The Strength that We Find in Our New Everyday
At the start of 2021 we entered another lockdown, another phase of potential isolation, changes to our usual habits and preferences and, for many, the removal of essential cultural resources and supports. I have been dwelling on how pluralism responds to difficulties such as these and helps clients to focus on their strengths, while also helping us all to recognise what we can do in adversity and choose when and how we deploy these strengths in our lives.

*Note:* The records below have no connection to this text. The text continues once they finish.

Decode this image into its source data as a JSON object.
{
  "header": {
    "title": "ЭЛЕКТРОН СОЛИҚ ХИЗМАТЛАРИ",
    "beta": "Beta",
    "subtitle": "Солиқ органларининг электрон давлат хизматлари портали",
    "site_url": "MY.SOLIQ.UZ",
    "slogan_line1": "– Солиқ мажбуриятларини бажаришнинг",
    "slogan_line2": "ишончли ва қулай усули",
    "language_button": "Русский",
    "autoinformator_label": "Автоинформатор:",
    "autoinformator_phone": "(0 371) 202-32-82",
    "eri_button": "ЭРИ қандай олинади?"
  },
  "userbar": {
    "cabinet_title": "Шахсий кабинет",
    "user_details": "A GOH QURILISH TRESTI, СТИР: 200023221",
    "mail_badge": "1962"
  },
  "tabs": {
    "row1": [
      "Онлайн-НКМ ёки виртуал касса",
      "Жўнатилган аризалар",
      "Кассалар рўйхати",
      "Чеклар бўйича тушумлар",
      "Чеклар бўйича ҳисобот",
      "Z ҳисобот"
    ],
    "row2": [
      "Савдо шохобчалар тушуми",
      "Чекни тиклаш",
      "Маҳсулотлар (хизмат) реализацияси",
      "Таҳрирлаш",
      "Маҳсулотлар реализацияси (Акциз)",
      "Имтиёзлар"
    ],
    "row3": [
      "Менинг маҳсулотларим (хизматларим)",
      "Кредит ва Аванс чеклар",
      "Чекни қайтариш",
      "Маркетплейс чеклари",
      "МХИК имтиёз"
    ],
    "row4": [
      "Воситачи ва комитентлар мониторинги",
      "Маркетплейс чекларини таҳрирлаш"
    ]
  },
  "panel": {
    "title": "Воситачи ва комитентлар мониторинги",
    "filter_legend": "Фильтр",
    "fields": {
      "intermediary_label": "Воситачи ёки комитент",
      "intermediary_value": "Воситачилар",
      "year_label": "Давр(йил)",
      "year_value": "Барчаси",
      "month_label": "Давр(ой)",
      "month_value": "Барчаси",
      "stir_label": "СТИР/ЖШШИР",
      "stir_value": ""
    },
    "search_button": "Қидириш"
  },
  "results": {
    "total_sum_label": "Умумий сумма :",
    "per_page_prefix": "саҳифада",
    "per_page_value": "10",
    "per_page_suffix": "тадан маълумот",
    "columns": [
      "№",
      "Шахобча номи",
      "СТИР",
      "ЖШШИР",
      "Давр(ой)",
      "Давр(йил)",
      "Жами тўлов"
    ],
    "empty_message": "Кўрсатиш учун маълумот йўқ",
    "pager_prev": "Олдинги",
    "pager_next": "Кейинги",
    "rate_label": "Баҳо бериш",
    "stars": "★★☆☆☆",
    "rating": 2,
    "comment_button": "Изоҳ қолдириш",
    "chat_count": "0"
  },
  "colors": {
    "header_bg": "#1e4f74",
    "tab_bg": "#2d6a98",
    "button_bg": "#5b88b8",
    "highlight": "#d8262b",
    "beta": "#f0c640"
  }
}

Over the last year the counselling and psychotherapy profession has been swept by change and our privileged role in society has been disrupted and is in increasing demand. We have had to dig deep to sustain our ability to respond, but we have done so, and while we can stand in wonder at how well we have managed and hope that when this is all over both our clients and ourselves will be intact, I think there is something much more important to see in this.
Most of us will have experienced in our own lives—or witnessed in the lives of our clients—monumental and life-changing challenge. Many of us will use these experiences as touchstones. Many years ago I experienced a profound loss and as a therapist I can still, when needed, take myself back to that moment when death was so close to me that it took the strength from my body and hollowed my gut to a vacuum. This moment for me was followed by mornings patterned with the memories of what happened falling like snowflakes on my consciousness. Despite this, and over time, the sensation lessened and I knew slowly that I would be okay. This aftermath was not about a return to normal or even a new normal, it was about the change this experience rendered; a change which was about strengths, new knowledge, insight, and power. What I had experienced means I can hold my clients in their distress because I know that space, I learnt that it did not destroy me, but reconfigured me to know what life is worth, what I will live for, and what I will let pass. I know that my clients can experience this too, they can sustain and come out with new knowledge and strengths.

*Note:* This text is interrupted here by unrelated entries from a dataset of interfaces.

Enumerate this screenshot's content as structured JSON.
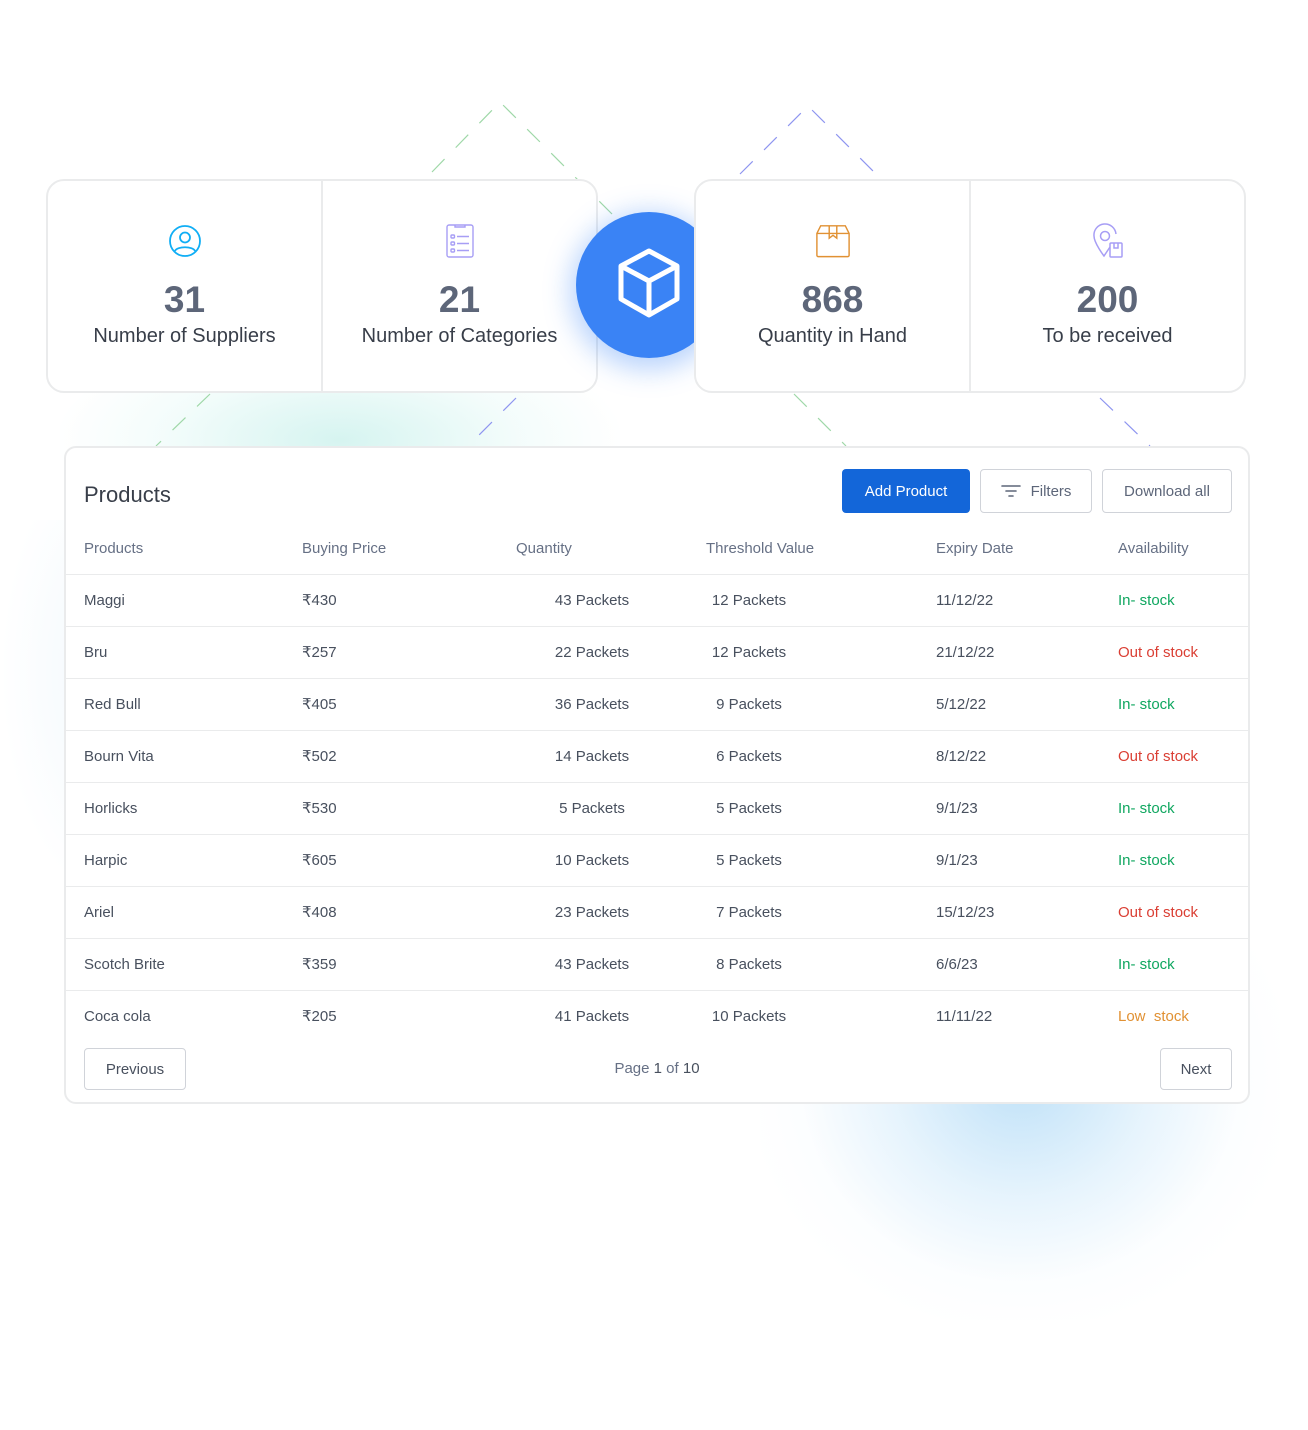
{
  "stats_left": [
    {
      "icon": "user-circle-icon",
      "value": "31",
      "label": "Number of Suppliers",
      "color": "#10aef5"
    },
    {
      "icon": "clipboard-list-icon",
      "value": "21",
      "label": "Number of Categories",
      "color": "#a79ef5"
    }
  ],
  "stats_right": [
    {
      "icon": "package-box-icon",
      "value": "868",
      "label": "Quantity in Hand",
      "color": "#e19133"
    },
    {
      "icon": "location-package-icon",
      "value": "200",
      "label": "To be received",
      "color": "#a79ef5"
    }
  ],
  "center_badge": {
    "icon": "cube-icon",
    "color": "#3a83f5"
  },
  "products": {
    "title": "Products",
    "buttons": {
      "add": "Add Product",
      "filters": "Filters",
      "download": "Download all"
    },
    "columns": [
      "Products",
      "Buying Price",
      "Quantity",
      "Threshold Value",
      "Expiry Date",
      "Availability"
    ],
    "rows": [
      {
        "name": "Maggi",
        "price": "₹430",
        "quantity": "43 Packets",
        "threshold": "12 Packets",
        "expiry": "11/12/22",
        "availability": "In- stock",
        "status": "in"
      },
      {
        "name": "Bru",
        "price": "₹257",
        "quantity": "22 Packets",
        "threshold": "12 Packets",
        "expiry": "21/12/22",
        "availability": "Out of stock",
        "status": "out"
      },
      {
        "name": "Red Bull",
        "price": "₹405",
        "quantity": "36 Packets",
        "threshold": "9 Packets",
        "expiry": "5/12/22",
        "availability": "In- stock",
        "status": "in"
      },
      {
        "name": "Bourn Vita",
        "price": "₹502",
        "quantity": "14 Packets",
        "threshold": "6 Packets",
        "expiry": "8/12/22",
        "availability": "Out of stock",
        "status": "out"
      },
      {
        "name": "Horlicks",
        "price": "₹530",
        "quantity": "5 Packets",
        "threshold": "5 Packets",
        "expiry": "9/1/23",
        "availability": "In- stock",
        "status": "in"
      },
      {
        "name": "Harpic",
        "price": "₹605",
        "quantity": "10 Packets",
        "threshold": "5 Packets",
        "expiry": "9/1/23",
        "availability": "In- stock",
        "status": "in"
      },
      {
        "name": "Ariel",
        "price": "₹408",
        "quantity": "23 Packets",
        "threshold": "7 Packets",
        "expiry": "15/12/23",
        "availability": "Out of stock",
        "status": "out"
      },
      {
        "name": "Scotch Brite",
        "price": "₹359",
        "quantity": "43 Packets",
        "threshold": "8 Packets",
        "expiry": "6/6/23",
        "availability": "In- stock",
        "status": "in"
      },
      {
        "name": "Coca cola",
        "price": "₹205",
        "quantity": "41 Packets",
        "threshold": "10 Packets",
        "expiry": "11/11/22",
        "availability": "Low  stock",
        "status": "low"
      }
    ],
    "status_colors": {
      "in": "#10a760",
      "out": "#da3e33",
      "low": "#e19133"
    },
    "pagination": {
      "previous": "Previous",
      "next": "Next",
      "page_prefix": "Page",
      "current_page": "1",
      "page_of": "of",
      "total_pages": "10"
    }
  },
  "accent_color": "#1366d9"
}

We each know the space where COVID took us, but from this we know now what is important in our lives, we know how much we reached for each other, the energy we put in to finding and maintaining connections, the yearning for touch, for air, for the sun on our faces, and the laughter of friends. We know we are strong enough to throw our lives in to disorder and allow new order to settle. We can tolerate limitations on our lives for the good of others which this time last year were inconceivable. We can do all this will humour, with love, with imagination, intelligence, and wisdom; we can find in the driest desert something that will bloom.
Our new lockdown is familiar territory, we walk in hope of a vaccine and far too many of us are living with loss and pain. COVID has been like a test to help us find our capacities, to see our collective strengths and abilities because what we can do next is look towards a threat to humanity which is so large we struggle some times to see it. Climate change is happening and we can act. Last year each of us radically changed our lives and supported others doing the same. We could have said ‘not my problem’, could have stepped out and ignored what was needed for, but we knew what was at stake and we did it. Can we take what we have learned, our new strengths, our new abilities, and turn then to this even bigger issue?

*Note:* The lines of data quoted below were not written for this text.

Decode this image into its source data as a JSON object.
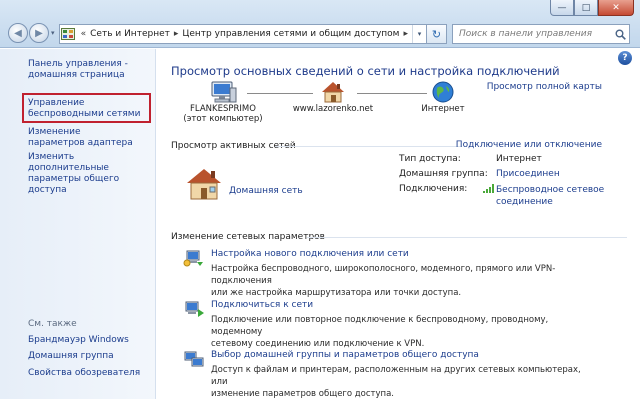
{
  "window": {
    "min_glyph": "—",
    "max_glyph": "□",
    "close_glyph": "✕"
  },
  "address": {
    "chevrons": "«",
    "parts": [
      "Сеть и Интернет",
      "Центр управления сетями и общим доступом"
    ],
    "separator": "▸",
    "dropdown_glyph": "▾",
    "refresh_glyph": "↻"
  },
  "nav": {
    "back_glyph": "◀",
    "forward_glyph": "▶",
    "history_glyph": "▾"
  },
  "search": {
    "placeholder": "Поиск в панели управления"
  },
  "sidebar": {
    "items": [
      {
        "label": "Панель управления - домашняя страница"
      },
      {
        "label": "Управление беспроводными сетями"
      },
      {
        "label": "Изменение параметров адаптера"
      },
      {
        "label": "Изменить дополнительные параметры общего доступа"
      }
    ],
    "see_also_title": "См. также",
    "see_also": [
      {
        "label": "Брандмауэр Windows"
      },
      {
        "label": "Домашняя группа"
      },
      {
        "label": "Свойства обозревателя"
      }
    ]
  },
  "main": {
    "help": "?",
    "title": "Просмотр основных сведений о сети и настройка подключений",
    "full_map": "Просмотр полной карты",
    "map": {
      "computer_name": "FLANKESPRIMO",
      "computer_sub": "(этот компьютер)",
      "network_name": "www.lazorenko.net",
      "internet": "Интернет"
    },
    "active_header": "Просмотр активных сетей",
    "connect_link": "Подключение или отключение",
    "network": {
      "name": "Домашняя сеть",
      "access_label": "Тип доступа:",
      "access_value": "Интернет",
      "homegroup_label": "Домашняя группа:",
      "homegroup_value": "Присоединен",
      "connections_label": "Подключения:",
      "connection_value_1": "Беспроводное сетевое",
      "connection_value_2": "соединение"
    },
    "change_header": "Изменение сетевых параметров",
    "tasks": [
      {
        "title": "Настройка нового подключения или сети",
        "desc1": "Настройка беспроводного, широкополосного, модемного, прямого или VPN-подключения",
        "desc2": "или же настройка маршрутизатора или точки доступа."
      },
      {
        "title": "Подключиться к сети",
        "desc1": "Подключение или повторное подключение к беспроводному, проводному, модемному",
        "desc2": "сетевому соединению или подключение к VPN."
      },
      {
        "title": "Выбор домашней группы и параметров общего доступа",
        "desc1": "Доступ к файлам и принтерам, расположенным на других сетевых компьютерах, или",
        "desc2": "изменение параметров общего доступа."
      }
    ]
  },
  "colors": {
    "link": "#1c3d8d",
    "title": "#1e3a8a",
    "highlight_border": "#c0212f",
    "chrome": "#c2d7ec"
  }
}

Greta Thumberg tells us that she doesn’t need to fly to Thailand to be happy, and neither do we. What did we really missed last year? It wasn’t the flights, driving the car, the new possessions and luxury wear; we missed each other, being in the sun, breathing the fresh air, and laughing with friends. The natural world and humanity are what we need and what we are about to lose to climate change. Now we can never say we are not strong enough to choose to sacrifice things for the good of all, that we cannot change everything to save others, that we cannot give up small freedoms for large ones. We are strong enough and we know that the space will not destroy us when we use what we have learnt to save the world.
This to me is the meaning of client resources and of harnessing client strengths. As a pluralistic therapist it is not just about validation, or reassuring someone that there are things that they can do, or that there is a path to tread, but showing them that they possess power and strength no matter what they face and that turning strength to a chosen outcome is within grasp for everyone.